Michelle and I had dinner with Elida, Ricky, and her daughter Alejandra, who is 14.  Alejandra is pretty quiet but Ricky rode around in the living room on a new bicicleta with training wheels while we ate and asked repeatedly to eat the chocolates from the Southern Season gift basket I brought.  The food in general is very carb heavy - spaghetti, tamales, bread, rice, potatos - and I think I'm going to give up on being a vegetarian while I'm here, at least in our home.  I had some meat patties yesterday that tasted good but I have no idea what the meat was.  I decided it was better I don't ask and try everything as long as my GI tract is ok with it.

After dinner, Michelle and I went to an Indian restaurant for another student's birthday.  It was nice to meet some of the other students, most of whom were from UVA med.  We actually had unintentionally segregated into a medical and non-medical side of the table.  On our side it was me, about 5 UVA MS4s, and one 4th year med-peds resident from Vanderbilt.  The other side was much more interesting - a computer engineer, crisis line worker/musician from Portland, one of the teachers from Celas Maya, and a couple others.

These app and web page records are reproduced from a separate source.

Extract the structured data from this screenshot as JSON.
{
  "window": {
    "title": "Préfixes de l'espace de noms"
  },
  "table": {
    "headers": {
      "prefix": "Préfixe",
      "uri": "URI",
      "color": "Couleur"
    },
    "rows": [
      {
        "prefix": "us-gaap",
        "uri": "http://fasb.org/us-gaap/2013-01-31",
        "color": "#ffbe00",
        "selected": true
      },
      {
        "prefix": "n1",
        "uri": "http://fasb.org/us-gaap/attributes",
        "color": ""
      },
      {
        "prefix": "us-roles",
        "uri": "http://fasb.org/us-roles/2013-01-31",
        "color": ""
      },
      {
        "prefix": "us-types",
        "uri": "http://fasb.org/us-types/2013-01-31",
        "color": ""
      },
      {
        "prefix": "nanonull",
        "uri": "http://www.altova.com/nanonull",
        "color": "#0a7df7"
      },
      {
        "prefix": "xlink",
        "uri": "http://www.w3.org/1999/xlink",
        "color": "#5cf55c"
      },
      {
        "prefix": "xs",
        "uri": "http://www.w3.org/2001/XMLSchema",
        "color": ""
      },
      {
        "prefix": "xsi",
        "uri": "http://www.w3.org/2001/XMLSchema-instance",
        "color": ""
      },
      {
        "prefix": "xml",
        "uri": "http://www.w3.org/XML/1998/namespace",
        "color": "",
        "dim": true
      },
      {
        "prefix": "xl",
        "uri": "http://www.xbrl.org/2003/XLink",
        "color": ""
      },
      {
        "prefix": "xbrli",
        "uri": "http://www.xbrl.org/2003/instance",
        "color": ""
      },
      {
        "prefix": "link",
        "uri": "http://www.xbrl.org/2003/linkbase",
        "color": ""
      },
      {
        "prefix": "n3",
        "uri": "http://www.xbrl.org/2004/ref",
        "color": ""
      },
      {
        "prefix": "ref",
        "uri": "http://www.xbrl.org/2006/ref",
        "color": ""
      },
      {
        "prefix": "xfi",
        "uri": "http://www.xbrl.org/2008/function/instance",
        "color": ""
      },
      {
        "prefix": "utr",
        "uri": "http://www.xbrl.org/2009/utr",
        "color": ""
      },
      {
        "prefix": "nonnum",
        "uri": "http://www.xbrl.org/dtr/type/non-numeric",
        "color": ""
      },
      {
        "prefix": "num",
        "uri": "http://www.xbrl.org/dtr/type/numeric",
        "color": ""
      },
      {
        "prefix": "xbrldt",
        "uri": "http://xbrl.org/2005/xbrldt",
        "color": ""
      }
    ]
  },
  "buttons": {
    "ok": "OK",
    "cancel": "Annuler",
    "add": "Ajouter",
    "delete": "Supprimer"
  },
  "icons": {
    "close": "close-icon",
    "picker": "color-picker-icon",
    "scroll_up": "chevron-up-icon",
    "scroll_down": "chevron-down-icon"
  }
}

Mariah and I have this morning to do some work and errands so our plan is to work at the school, go to the market to get notebooks, snacks, and tuition money, and go for a run.  There's actually a yoga studio nearby as well that I'm going to check out tomorrow!


1 comment:

  1. Wife- If you move to Philly, it will help you very quickly learn to distinguish fireworks from gun fire, particularly if you spend some time around Temple.

    Another plus to ranking Philly first??? Definitely.